We long to be distinguished, to stand apart, to feel above from the crowds. As such, it is not surprising that an honorable way to introduce a famous or elite person is to say, “Please welcome the distinguished….”
Our culture loves a stand out, whether on the basketball court or the courtroom, the classroom or the boardroom. This desire to be distinguished is not simply out there; though I am loathe to admit it, I find it still hiding in my own heart.
I have always longed to be distinguished. For the first half of my life, I wanted to be the best, to stand out head and shoulders above the rest. And for a long time, I was pretty good at it (which is not all that hard to do in elementary school through high school). I dreamed of having lots of letters after my name which implied a long list of accomplishments and accolades. When I came to know Christ (or rather came to realize how deeply he knew and loved me), he got right to work exposing this pattern for seeking praise.
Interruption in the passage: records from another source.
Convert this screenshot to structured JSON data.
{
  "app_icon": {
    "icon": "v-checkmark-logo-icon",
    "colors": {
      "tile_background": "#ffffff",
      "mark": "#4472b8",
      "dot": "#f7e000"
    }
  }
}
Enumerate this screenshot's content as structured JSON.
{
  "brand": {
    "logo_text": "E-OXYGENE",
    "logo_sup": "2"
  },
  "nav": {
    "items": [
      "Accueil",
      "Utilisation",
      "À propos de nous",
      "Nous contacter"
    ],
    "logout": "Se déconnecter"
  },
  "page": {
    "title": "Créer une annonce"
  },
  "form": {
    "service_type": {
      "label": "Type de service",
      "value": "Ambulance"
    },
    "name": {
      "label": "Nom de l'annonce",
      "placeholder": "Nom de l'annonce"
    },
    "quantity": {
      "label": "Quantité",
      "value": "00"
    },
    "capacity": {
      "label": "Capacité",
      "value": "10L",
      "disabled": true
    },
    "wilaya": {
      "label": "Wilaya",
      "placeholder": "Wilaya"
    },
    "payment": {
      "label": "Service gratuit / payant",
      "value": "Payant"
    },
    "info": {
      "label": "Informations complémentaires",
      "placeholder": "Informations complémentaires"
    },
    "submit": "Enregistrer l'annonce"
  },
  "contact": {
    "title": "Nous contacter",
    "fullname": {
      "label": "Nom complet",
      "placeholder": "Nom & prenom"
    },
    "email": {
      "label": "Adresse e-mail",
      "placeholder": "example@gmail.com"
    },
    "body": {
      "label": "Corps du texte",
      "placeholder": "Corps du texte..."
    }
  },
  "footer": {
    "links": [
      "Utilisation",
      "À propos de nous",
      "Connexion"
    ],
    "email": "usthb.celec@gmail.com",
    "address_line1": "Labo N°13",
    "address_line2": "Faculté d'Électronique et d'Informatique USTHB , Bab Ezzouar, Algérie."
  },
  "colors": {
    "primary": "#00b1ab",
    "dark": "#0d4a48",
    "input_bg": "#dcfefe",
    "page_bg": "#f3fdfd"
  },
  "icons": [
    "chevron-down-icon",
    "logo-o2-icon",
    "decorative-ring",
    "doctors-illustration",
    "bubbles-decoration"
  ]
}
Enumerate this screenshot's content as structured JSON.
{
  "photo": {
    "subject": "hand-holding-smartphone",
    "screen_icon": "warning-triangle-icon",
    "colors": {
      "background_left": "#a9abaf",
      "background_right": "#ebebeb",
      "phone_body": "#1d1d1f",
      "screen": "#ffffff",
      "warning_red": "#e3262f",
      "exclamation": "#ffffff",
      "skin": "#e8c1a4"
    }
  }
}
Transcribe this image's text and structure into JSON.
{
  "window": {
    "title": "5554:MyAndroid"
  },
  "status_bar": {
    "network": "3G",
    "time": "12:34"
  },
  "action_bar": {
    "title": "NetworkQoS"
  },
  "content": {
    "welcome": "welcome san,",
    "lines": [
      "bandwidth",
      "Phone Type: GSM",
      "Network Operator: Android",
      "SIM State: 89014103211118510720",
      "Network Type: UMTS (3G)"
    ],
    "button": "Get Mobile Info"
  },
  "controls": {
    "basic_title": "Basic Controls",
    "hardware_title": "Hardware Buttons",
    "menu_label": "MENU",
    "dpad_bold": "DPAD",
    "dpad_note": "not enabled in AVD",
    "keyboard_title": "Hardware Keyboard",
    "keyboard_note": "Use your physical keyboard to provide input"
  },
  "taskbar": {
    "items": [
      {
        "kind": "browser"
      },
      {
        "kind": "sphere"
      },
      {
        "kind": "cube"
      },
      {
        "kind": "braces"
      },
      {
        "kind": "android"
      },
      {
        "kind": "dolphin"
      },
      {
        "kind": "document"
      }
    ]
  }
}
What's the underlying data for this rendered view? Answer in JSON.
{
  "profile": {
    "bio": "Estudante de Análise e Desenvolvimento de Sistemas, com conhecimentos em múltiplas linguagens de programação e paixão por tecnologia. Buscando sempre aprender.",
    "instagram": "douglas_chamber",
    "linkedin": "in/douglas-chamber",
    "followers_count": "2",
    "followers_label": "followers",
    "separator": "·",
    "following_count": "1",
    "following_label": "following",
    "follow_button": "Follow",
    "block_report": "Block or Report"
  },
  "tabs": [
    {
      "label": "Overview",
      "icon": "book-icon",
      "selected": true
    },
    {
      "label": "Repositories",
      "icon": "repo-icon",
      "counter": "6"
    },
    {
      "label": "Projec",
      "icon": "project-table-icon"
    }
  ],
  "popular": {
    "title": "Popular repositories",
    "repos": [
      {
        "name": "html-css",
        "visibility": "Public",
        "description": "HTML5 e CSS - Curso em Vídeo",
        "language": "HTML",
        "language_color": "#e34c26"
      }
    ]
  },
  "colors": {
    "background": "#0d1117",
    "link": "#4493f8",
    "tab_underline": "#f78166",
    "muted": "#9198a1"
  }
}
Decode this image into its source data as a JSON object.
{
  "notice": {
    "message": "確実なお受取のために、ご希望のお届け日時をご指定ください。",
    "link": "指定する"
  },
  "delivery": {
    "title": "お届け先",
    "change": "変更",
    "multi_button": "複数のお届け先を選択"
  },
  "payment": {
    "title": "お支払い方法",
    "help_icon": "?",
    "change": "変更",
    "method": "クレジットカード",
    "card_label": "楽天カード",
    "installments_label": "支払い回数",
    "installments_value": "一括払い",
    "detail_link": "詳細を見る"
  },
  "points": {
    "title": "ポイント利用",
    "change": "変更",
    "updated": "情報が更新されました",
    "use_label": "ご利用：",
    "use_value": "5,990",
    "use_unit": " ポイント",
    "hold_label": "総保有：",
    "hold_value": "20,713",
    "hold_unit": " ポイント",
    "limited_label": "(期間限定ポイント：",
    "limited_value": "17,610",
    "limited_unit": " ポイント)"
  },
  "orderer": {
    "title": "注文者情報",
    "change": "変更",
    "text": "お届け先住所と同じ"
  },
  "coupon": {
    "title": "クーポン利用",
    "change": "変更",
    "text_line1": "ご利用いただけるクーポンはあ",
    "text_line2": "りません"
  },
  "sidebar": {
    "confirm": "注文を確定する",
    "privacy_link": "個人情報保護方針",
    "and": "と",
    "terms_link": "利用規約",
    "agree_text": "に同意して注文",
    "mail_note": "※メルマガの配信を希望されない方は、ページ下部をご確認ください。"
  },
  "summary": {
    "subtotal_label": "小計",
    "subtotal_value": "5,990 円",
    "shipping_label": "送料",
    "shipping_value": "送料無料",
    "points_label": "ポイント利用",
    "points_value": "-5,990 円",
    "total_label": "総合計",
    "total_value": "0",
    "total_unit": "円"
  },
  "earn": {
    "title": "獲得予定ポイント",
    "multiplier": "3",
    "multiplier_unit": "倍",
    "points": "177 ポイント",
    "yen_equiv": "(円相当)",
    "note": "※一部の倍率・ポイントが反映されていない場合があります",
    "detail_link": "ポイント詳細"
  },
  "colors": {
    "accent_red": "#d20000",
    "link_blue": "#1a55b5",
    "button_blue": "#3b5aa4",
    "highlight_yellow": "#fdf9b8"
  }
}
God has been chipping away at this monolithic idol in my heart for nearly two decades now. As promised, he is making me new; but sometimes it sure does feel like a slow work.
Whenever I speak at a retreat, inevitably someone asks me about my seminary degree (or lack thereof). And for a moment, I feel a wave of fear, insecurity, and shame at having no letters to hang on my name and no extra degrees to dangle in conversations. In those moments I feel like a sailor-gone-overboard, frantically looking around for something to hold my weight and keep me afloat. And then I remember that I can stand on an unseen sandbar.
As a daughter of the King, I am distinguished by his delight in me. My confidence comes from a source far more steady than my own performance or gifts. The Spirit brings to mind verses I put to memory when I first began fighting my false confidence in the flesh. I remember that an implication of the gospel is that I put no confidence in the flesh (Philippians 3:1-4).
“Thus says the Lord, ‘Let not the wise man boast in his wisdom, let not the mighty man boast in his might, let not the rich man boast in his riches, but let him who boasts boast in this, that he understands and knows me, that I am the Lord who practices steadfast love, justice, and righteousness in the earth. For in these things I delight,’ declares the Lord” (Jeremiah 9:23-24).
The Spirit reminds me gently that I do not need to ride the roller coaster of man’s approval with its tummy-dropping heights and its sudden, sharp lows (John 2:24-25; Galatians 1:10).
Distinguished by Delight
This morning in my study of Psalm 17, the Hebrew word palah (translated distinguished or distinction in the Old Testament) jumped off the page at me.
Wondrously show your steadfast love, O Savior of those who seek refuge from their adversities at your right hand (Psalm 17:7).
In other words, the psalmist is saying, “Set me apart by your steadfast love; let your faithful love and delight be my greatest distinction.”
The Psalm, which began with the imagery of a trial scene ends with a scene of the psalmist treasuring the face of Christ.
“As for me, I shall behold your face in righteousness; when I awake, I shall be satisfied with your likeness” (Psalm 17:15).
What a sweet and timely reminder from the Lord. I long for my greatest distinction to stem from God’s delight in me: an undeserved, unearned, dearly purchased but freely bestowed delight. I long for the day when, like the Apostle John, I will most deeply identify myself as “the one whom Jesus loved.”
The more my heart can be stilled from strivings to begin to believe and receive God’s delight of me through the work of Christ, the less I will crave human distinguishment. Like the writer of Psalm 17 who began in a courtroom, trying to prove his worth and righteousness (or distinction), I long to end my struggle in the bright light of God’s delight.
I want to be like Uncle Seamus, an eighty-year-old man described by Brennan Manning in his excellent book The Relentless Tenderness of Jesus.
“Ed glanced at his uncle and saw that his face had broken into a broad smile. Ed said, ‘Uncle Seamus, you look very happy.’ ‘I am.’ Ed asked, ‘How come?’ And his uncle replied, ‘The Father of Jesus is very fond of me’.”
May we need no more distinction than the delight of the Father. May his delight in us and our subsequent delight in him be our single beaming distinguishment.